● What the task requires
Copy each line of the following data that contains "name".

● Supplied data
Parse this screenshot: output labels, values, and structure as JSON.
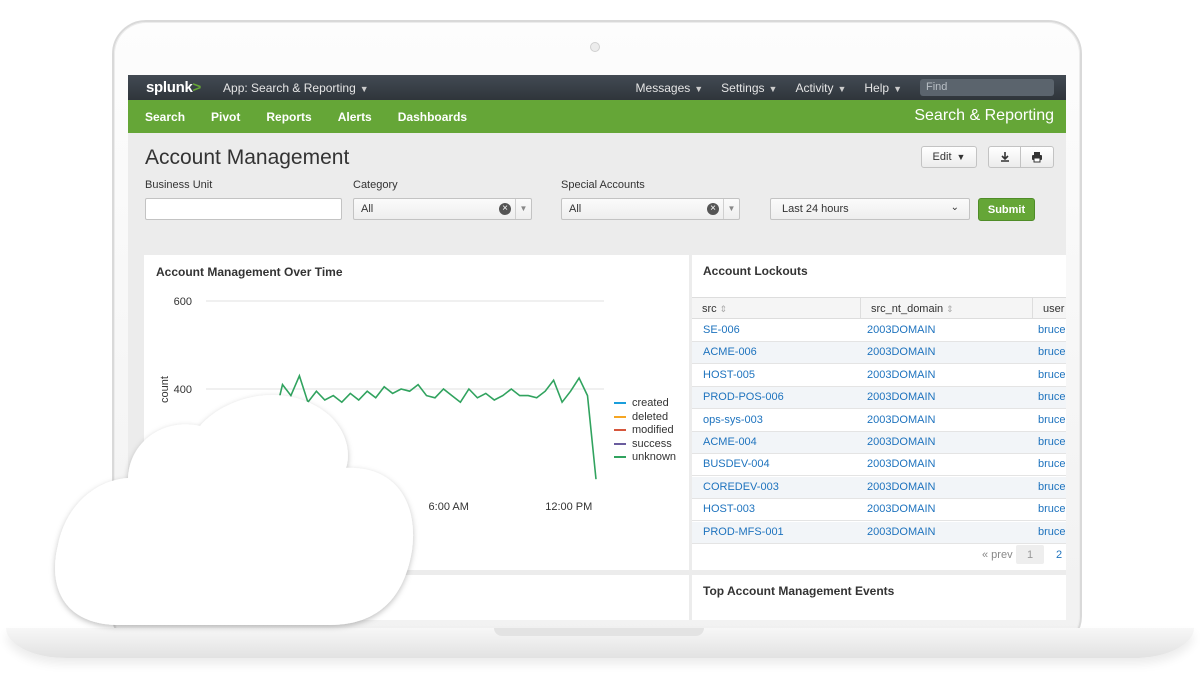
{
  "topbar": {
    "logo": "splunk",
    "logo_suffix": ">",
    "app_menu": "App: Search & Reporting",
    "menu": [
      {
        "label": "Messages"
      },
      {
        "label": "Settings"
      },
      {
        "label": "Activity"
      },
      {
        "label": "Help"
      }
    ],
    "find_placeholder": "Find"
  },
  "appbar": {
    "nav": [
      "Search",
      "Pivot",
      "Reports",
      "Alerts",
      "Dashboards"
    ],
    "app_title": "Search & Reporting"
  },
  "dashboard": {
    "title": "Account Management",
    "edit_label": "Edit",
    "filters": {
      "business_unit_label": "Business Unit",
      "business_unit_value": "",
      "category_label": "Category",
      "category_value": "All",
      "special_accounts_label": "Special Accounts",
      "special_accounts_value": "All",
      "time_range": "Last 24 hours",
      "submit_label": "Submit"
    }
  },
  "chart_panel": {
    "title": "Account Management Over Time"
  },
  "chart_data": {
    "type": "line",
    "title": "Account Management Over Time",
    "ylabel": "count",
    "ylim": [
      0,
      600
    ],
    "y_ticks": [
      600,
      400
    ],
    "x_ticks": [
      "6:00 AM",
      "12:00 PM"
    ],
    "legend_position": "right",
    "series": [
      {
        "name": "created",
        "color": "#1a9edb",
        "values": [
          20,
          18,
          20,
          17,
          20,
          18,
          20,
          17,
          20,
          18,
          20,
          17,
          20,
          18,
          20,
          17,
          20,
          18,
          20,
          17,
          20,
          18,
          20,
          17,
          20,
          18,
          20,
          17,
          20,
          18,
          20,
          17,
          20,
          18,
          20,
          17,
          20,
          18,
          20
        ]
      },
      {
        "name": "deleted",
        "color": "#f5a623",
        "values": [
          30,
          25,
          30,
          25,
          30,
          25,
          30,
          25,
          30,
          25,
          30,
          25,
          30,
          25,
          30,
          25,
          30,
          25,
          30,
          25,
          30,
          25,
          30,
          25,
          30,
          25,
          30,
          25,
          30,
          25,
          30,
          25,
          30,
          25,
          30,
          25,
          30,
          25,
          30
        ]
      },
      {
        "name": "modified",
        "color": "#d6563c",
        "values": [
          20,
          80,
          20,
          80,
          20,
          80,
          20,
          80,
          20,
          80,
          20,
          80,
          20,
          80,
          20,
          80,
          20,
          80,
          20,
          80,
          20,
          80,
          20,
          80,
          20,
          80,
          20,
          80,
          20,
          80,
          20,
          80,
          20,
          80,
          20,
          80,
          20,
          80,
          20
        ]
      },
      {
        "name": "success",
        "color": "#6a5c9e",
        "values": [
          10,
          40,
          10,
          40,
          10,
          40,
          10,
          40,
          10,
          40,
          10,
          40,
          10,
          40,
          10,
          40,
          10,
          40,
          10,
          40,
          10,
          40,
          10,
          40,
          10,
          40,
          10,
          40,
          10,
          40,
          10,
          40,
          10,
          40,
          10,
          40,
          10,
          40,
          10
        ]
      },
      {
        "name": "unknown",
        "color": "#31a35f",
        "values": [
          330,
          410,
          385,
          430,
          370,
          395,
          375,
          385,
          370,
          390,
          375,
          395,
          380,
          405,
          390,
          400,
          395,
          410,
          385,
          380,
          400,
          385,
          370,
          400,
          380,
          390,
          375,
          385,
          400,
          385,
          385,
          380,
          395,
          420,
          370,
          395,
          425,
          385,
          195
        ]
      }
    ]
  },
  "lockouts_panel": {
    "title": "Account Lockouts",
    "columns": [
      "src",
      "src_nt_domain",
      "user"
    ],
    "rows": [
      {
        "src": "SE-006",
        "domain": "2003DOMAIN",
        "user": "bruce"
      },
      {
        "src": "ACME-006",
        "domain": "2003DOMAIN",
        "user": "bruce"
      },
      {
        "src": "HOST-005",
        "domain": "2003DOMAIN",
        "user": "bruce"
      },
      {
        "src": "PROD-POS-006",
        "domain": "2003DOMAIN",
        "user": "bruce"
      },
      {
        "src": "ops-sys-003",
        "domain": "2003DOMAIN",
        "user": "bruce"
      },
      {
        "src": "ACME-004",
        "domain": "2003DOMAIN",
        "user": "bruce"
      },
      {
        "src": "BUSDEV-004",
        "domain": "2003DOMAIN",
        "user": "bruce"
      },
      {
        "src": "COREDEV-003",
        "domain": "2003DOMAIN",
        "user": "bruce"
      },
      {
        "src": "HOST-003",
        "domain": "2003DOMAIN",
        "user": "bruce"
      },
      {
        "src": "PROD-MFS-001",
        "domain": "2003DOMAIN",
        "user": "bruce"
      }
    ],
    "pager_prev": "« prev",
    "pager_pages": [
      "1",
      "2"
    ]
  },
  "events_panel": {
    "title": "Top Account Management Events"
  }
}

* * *

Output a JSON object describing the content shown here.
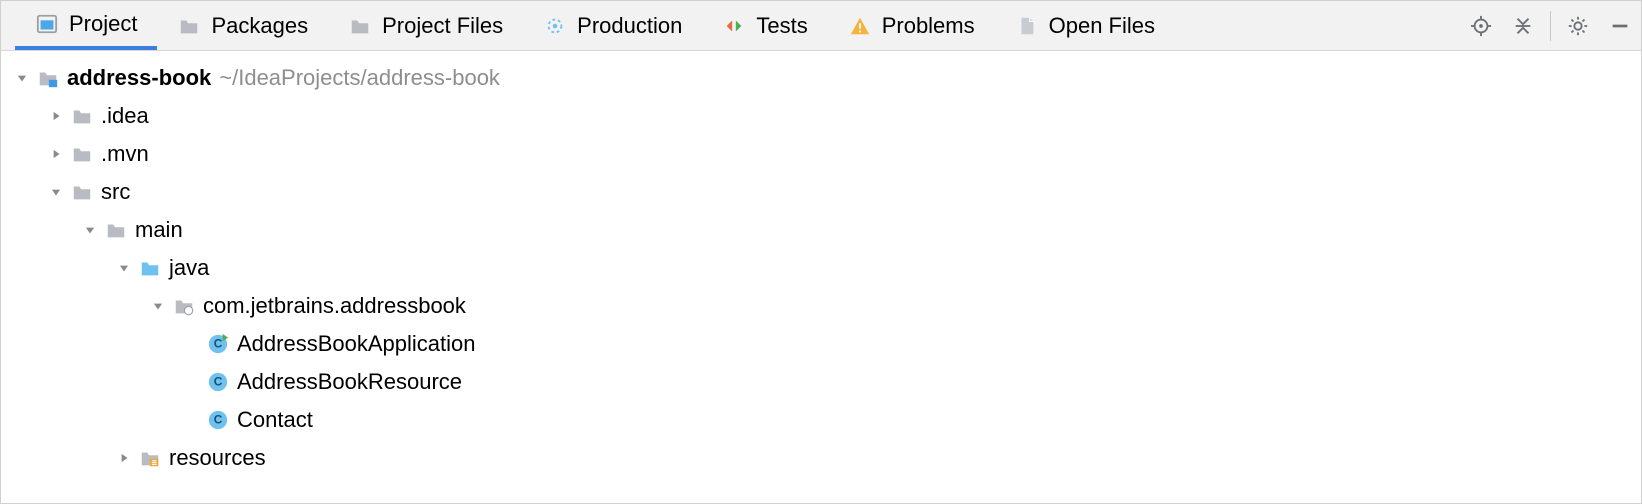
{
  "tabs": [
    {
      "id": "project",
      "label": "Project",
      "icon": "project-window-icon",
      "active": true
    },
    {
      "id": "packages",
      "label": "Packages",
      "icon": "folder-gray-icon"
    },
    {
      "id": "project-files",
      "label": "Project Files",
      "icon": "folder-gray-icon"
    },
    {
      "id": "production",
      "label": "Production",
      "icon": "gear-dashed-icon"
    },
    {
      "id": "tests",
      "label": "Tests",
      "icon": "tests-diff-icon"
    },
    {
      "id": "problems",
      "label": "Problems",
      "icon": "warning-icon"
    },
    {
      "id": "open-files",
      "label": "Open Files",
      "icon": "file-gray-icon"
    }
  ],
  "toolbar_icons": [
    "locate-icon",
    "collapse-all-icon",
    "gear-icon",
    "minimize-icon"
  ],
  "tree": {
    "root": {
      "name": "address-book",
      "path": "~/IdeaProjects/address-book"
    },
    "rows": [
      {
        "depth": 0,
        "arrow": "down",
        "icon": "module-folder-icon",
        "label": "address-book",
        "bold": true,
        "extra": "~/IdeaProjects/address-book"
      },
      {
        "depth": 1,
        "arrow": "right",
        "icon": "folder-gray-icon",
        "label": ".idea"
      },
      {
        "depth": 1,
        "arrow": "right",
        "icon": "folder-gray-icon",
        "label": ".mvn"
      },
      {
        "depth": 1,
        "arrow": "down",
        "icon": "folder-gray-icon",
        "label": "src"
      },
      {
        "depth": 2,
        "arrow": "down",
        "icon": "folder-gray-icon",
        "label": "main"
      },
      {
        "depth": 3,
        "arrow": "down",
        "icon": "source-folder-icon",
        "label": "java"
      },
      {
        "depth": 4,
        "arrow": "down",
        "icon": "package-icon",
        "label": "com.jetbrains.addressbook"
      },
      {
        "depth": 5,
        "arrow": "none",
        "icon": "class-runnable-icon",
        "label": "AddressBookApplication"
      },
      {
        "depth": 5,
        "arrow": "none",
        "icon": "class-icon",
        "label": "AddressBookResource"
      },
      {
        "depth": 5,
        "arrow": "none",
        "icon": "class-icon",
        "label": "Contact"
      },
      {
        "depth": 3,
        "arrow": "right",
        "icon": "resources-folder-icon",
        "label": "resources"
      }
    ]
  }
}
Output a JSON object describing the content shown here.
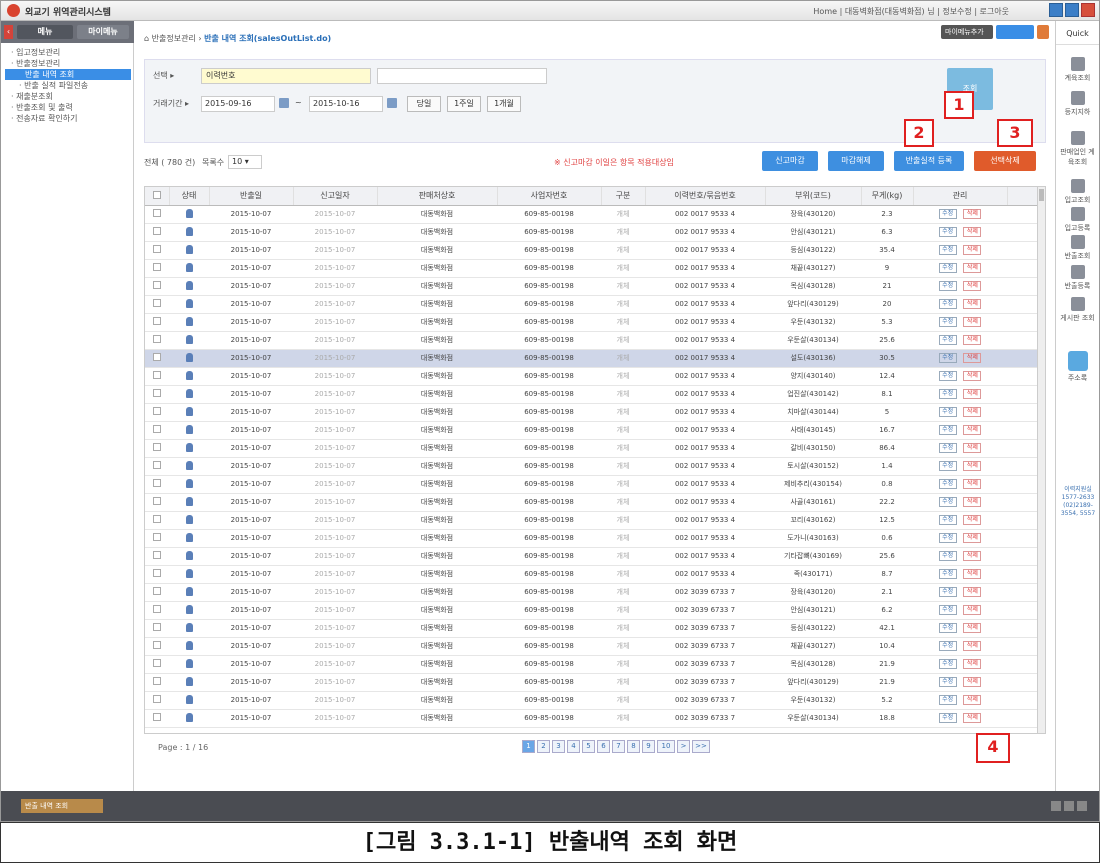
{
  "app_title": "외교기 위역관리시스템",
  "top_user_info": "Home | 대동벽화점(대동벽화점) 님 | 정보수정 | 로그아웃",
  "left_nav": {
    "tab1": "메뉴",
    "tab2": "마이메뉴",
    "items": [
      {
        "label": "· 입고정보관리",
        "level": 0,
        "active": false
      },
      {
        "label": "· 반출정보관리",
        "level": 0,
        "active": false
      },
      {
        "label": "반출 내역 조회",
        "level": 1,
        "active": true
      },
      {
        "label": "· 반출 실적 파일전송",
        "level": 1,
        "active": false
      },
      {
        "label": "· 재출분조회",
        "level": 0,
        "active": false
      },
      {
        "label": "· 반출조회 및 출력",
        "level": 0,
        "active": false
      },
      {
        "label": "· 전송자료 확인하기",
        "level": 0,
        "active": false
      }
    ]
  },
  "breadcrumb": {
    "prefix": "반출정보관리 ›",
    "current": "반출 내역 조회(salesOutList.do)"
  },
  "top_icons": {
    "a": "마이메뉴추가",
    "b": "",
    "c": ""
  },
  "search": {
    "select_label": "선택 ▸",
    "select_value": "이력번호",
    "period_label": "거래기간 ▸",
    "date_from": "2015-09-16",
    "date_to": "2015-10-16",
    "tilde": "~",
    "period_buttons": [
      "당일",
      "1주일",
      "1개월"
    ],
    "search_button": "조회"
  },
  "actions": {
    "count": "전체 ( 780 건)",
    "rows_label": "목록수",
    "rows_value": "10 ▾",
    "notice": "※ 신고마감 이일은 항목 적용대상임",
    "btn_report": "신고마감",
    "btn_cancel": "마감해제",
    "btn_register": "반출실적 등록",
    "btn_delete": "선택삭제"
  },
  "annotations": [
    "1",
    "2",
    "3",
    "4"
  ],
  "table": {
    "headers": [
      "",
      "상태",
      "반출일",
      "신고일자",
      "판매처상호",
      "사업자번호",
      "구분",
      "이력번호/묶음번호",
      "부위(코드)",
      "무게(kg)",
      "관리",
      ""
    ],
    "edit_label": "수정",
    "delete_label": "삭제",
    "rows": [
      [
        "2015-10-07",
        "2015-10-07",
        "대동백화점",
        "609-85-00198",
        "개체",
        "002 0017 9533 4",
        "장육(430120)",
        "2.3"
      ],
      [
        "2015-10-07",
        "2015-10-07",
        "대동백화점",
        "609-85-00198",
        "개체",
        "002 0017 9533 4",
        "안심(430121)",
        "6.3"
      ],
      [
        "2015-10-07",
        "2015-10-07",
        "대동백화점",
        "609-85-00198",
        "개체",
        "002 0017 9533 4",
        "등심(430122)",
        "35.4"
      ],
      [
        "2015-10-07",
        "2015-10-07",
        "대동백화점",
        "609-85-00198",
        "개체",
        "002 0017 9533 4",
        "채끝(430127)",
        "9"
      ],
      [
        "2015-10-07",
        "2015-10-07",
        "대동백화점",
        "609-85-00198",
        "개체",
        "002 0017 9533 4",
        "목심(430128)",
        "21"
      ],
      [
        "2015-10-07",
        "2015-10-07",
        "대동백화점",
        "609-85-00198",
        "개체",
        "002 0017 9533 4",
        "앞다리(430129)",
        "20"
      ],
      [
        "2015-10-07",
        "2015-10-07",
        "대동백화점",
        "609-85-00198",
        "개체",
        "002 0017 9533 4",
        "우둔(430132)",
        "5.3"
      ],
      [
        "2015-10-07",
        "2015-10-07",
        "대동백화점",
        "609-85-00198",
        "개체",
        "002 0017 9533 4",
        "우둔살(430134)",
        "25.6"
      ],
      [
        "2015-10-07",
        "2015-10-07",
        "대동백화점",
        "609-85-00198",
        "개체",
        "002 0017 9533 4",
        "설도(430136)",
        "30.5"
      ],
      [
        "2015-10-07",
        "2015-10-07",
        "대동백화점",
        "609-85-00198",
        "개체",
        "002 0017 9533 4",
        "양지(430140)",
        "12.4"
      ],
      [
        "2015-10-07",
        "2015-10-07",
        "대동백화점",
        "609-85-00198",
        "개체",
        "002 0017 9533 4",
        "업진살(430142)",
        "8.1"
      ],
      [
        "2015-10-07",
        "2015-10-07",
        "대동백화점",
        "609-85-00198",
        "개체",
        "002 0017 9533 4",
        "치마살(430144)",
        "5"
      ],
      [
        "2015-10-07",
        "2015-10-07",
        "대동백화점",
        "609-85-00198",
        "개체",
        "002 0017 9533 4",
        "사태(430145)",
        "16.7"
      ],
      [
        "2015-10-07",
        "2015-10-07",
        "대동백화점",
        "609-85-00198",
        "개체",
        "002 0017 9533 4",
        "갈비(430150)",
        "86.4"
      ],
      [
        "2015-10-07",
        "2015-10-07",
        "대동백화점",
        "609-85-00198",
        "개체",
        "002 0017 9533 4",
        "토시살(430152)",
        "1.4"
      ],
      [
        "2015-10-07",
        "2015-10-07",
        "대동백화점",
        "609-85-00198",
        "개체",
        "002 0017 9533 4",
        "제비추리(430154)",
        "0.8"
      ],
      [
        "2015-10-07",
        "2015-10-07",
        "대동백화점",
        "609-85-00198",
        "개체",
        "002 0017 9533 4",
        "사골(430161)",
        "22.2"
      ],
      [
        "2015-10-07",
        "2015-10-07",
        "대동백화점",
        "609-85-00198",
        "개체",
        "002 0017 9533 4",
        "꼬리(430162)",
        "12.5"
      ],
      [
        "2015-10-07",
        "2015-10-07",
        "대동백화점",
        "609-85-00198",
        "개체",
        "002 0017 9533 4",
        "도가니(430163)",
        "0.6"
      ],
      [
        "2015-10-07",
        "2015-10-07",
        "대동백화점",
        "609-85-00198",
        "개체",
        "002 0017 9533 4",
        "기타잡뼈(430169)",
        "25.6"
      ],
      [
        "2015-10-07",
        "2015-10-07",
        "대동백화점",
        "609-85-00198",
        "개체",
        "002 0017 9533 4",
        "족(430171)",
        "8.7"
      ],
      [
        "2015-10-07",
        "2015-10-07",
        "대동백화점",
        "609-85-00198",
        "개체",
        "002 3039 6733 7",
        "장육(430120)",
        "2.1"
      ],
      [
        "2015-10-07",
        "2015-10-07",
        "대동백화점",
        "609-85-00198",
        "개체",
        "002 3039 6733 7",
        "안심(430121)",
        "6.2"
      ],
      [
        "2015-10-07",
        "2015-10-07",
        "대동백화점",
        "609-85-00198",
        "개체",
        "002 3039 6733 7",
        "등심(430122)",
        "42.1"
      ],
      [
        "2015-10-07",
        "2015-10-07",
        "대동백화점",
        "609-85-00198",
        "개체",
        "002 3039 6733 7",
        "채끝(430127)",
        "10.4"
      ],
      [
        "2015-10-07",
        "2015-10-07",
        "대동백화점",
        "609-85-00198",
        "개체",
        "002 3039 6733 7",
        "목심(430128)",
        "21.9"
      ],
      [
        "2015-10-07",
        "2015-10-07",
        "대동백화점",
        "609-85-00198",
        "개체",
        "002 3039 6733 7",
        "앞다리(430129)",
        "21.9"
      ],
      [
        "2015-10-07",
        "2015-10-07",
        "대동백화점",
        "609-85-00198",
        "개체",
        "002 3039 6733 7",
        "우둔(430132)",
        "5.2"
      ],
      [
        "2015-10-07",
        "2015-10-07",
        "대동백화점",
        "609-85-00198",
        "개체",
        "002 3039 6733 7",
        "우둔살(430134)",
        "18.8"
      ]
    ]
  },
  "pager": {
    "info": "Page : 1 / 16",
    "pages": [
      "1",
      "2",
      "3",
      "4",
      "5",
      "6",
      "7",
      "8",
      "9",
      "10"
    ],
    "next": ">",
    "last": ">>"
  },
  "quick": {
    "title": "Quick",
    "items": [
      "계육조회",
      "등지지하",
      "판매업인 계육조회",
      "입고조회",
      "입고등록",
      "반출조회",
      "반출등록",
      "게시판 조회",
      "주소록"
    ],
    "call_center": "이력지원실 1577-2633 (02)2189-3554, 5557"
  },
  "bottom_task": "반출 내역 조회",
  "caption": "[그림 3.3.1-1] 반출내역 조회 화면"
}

● Response to this exercise
        "name": "created",
        "name": "deleted",
        "name": "modified",
        "name": "success",
        "name": "unknown",
      "name": "address-book",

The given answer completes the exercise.